(Excerpts from an interface dataset)
=== Section Start ===

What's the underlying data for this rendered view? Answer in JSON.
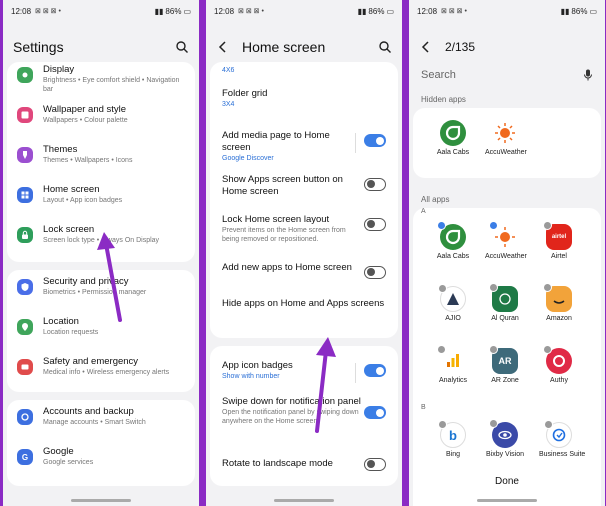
{
  "status": {
    "time": "12:08",
    "battery": "86%"
  },
  "panel1": {
    "title": "Settings",
    "items": [
      {
        "title": "Display",
        "desc": "Brightness  •  Eye comfort shield  •  Navigation bar",
        "color": "#3fa55b"
      },
      {
        "title": "Wallpaper and style",
        "desc": "Wallpapers  •  Colour palette",
        "color": "#e0477c"
      },
      {
        "title": "Themes",
        "desc": "Themes  •  Wallpapers  •  Icons",
        "color": "#9b4fd0"
      },
      {
        "title": "Home screen",
        "desc": "Layout  •  App icon badges",
        "color": "#3d6fe0"
      },
      {
        "title": "Lock screen",
        "desc": "Screen lock type  •  Always On Display",
        "color": "#2e9e5b"
      },
      {
        "title": "Security and privacy",
        "desc": "Biometrics  •  Permission manager",
        "color": "#4a6ee8"
      },
      {
        "title": "Location",
        "desc": "Location requests",
        "color": "#3fa55b"
      },
      {
        "title": "Safety and emergency",
        "desc": "Medical info  •  Wireless emergency alerts",
        "color": "#e04b4b"
      },
      {
        "title": "Accounts and backup",
        "desc": "Manage accounts  •  Smart Switch",
        "color": "#3d6fe0"
      },
      {
        "title": "Google",
        "desc": "Google services",
        "color": "#3d6fe0"
      }
    ]
  },
  "panel2": {
    "title": "Home screen",
    "top_value": "4X6",
    "folder_grid": {
      "title": "Folder grid",
      "value": "3X4"
    },
    "items": [
      {
        "title": "Add media page to Home screen",
        "desc": "",
        "blue": "Google Discover",
        "toggle": "on"
      },
      {
        "title": "Show Apps screen button on Home screen",
        "desc": "",
        "blue": "",
        "toggle": "off"
      },
      {
        "title": "Lock Home screen layout",
        "desc": "Prevent items on the Home screen from being removed or repositioned.",
        "blue": "",
        "toggle": "off"
      },
      {
        "title": "Add new apps to Home screen",
        "desc": "",
        "blue": "",
        "toggle": "off"
      },
      {
        "title": "Hide apps on Home and Apps screens",
        "desc": "",
        "blue": "",
        "toggle": "none"
      }
    ],
    "items2": [
      {
        "title": "App icon badges",
        "desc": "",
        "blue": "Show with number",
        "toggle": "on"
      },
      {
        "title": "Swipe down for notification panel",
        "desc": "Open the notification panel by swiping down anywhere on the Home screen.",
        "blue": "",
        "toggle": "on"
      },
      {
        "title": "Rotate to landscape mode",
        "desc": "",
        "blue": "",
        "toggle": "off"
      }
    ]
  },
  "panel3": {
    "counter": "2/135",
    "search_placeholder": "Search",
    "hidden_label": "Hidden apps",
    "all_label": "All apps",
    "letter_a": "A",
    "letter_b": "B",
    "hidden_apps": [
      {
        "name": "Aala Cabs",
        "color": "#2f8f3e"
      },
      {
        "name": "AccuWeather",
        "color": "#f06a1f"
      }
    ],
    "all_apps": [
      {
        "name": "Aala Cabs",
        "color": "#2f8f3e",
        "checked": true
      },
      {
        "name": "AccuWeather",
        "color": "#f06a1f",
        "checked": true
      },
      {
        "name": "Airtel",
        "color": "#e1251b",
        "checked": false
      },
      {
        "name": "AJIO",
        "color": "#2b3a55",
        "checked": false
      },
      {
        "name": "Al Quran",
        "color": "#1e7a46",
        "checked": false
      },
      {
        "name": "Amazon",
        "color": "#f2a33a",
        "checked": false
      },
      {
        "name": "Analytics",
        "color": "#f5b400",
        "checked": false
      },
      {
        "name": "AR Zone",
        "color": "#3e6a7a",
        "checked": false
      },
      {
        "name": "Authy",
        "color": "#e02a46",
        "checked": false
      },
      {
        "name": "Bing",
        "color": "#1b76d2",
        "checked": false
      },
      {
        "name": "Bixby Vision",
        "color": "#3b4aa8",
        "checked": false
      },
      {
        "name": "Business Suite",
        "color": "#1f6fe0",
        "checked": false
      }
    ],
    "done_label": "Done"
  }
}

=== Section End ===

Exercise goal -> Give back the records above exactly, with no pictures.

Answer ->
What's the underlying data for this rendered view? Answer in JSON.
{
  "status": {
    "time": "12:08",
    "battery": "86%"
  },
  "panel1": {
    "title": "Settings",
    "items": [
      {
        "title": "Display",
        "desc": "Brightness  •  Eye comfort shield  •  Navigation bar",
        "color": "#3fa55b"
      },
      {
        "title": "Wallpaper and style",
        "desc": "Wallpapers  •  Colour palette",
        "color": "#e0477c"
      },
      {
        "title": "Themes",
        "desc": "Themes  •  Wallpapers  •  Icons",
        "color": "#9b4fd0"
      },
      {
        "title": "Home screen",
        "desc": "Layout  •  App icon badges",
        "color": "#3d6fe0"
      },
      {
        "title": "Lock screen",
        "desc": "Screen lock type  •  Always On Display",
        "color": "#2e9e5b"
      },
      {
        "title": "Security and privacy",
        "desc": "Biometrics  •  Permission manager",
        "color": "#4a6ee8"
      },
      {
        "title": "Location",
        "desc": "Location requests",
        "color": "#3fa55b"
      },
      {
        "title": "Safety and emergency",
        "desc": "Medical info  •  Wireless emergency alerts",
        "color": "#e04b4b"
      },
      {
        "title": "Accounts and backup",
        "desc": "Manage accounts  •  Smart Switch",
        "color": "#3d6fe0"
      },
      {
        "title": "Google",
        "desc": "Google services",
        "color": "#3d6fe0"
      }
    ]
  },
  "panel2": {
    "title": "Home screen",
    "top_value": "4X6",
    "folder_grid": {
      "title": "Folder grid",
      "value": "3X4"
    },
    "items": [
      {
        "title": "Add media page to Home screen",
        "desc": "",
        "blue": "Google Discover",
        "toggle": "on"
      },
      {
        "title": "Show Apps screen button on Home screen",
        "desc": "",
        "blue": "",
        "toggle": "off"
      },
      {
        "title": "Lock Home screen layout",
        "desc": "Prevent items on the Home screen from being removed or repositioned.",
        "blue": "",
        "toggle": "off"
      },
      {
        "title": "Add new apps to Home screen",
        "desc": "",
        "blue": "",
        "toggle": "off"
      },
      {
        "title": "Hide apps on Home and Apps screens",
        "desc": "",
        "blue": "",
        "toggle": "none"
      }
    ],
    "items2": [
      {
        "title": "App icon badges",
        "desc": "",
        "blue": "Show with number",
        "toggle": "on"
      },
      {
        "title": "Swipe down for notification panel",
        "desc": "Open the notification panel by swiping down anywhere on the Home screen.",
        "blue": "",
        "toggle": "on"
      },
      {
        "title": "Rotate to landscape mode",
        "desc": "",
        "blue": "",
        "toggle": "off"
      }
    ]
  },
  "panel3": {
    "counter": "2/135",
    "search_placeholder": "Search",
    "hidden_label": "Hidden apps",
    "all_label": "All apps",
    "letter_a": "A",
    "letter_b": "B",
    "hidden_apps": [
      {
        "name": "Aala Cabs",
        "color": "#2f8f3e"
      },
      {
        "name": "AccuWeather",
        "color": "#f06a1f"
      }
    ],
    "all_apps": [
      {
        "name": "Aala Cabs",
        "color": "#2f8f3e",
        "checked": true
      },
      {
        "name": "AccuWeather",
        "color": "#f06a1f",
        "checked": true
      },
      {
        "name": "Airtel",
        "color": "#e1251b",
        "checked": false
      },
      {
        "name": "AJIO",
        "color": "#2b3a55",
        "checked": false
      },
      {
        "name": "Al Quran",
        "color": "#1e7a46",
        "checked": false
      },
      {
        "name": "Amazon",
        "color": "#f2a33a",
        "checked": false
      },
      {
        "name": "Analytics",
        "color": "#f5b400",
        "checked": false
      },
      {
        "name": "AR Zone",
        "color": "#3e6a7a",
        "checked": false
      },
      {
        "name": "Authy",
        "color": "#e02a46",
        "checked": false
      },
      {
        "name": "Bing",
        "color": "#1b76d2",
        "checked": false
      },
      {
        "name": "Bixby Vision",
        "color": "#3b4aa8",
        "checked": false
      },
      {
        "name": "Business Suite",
        "color": "#1f6fe0",
        "checked": false
      }
    ],
    "done_label": "Done"
  }
}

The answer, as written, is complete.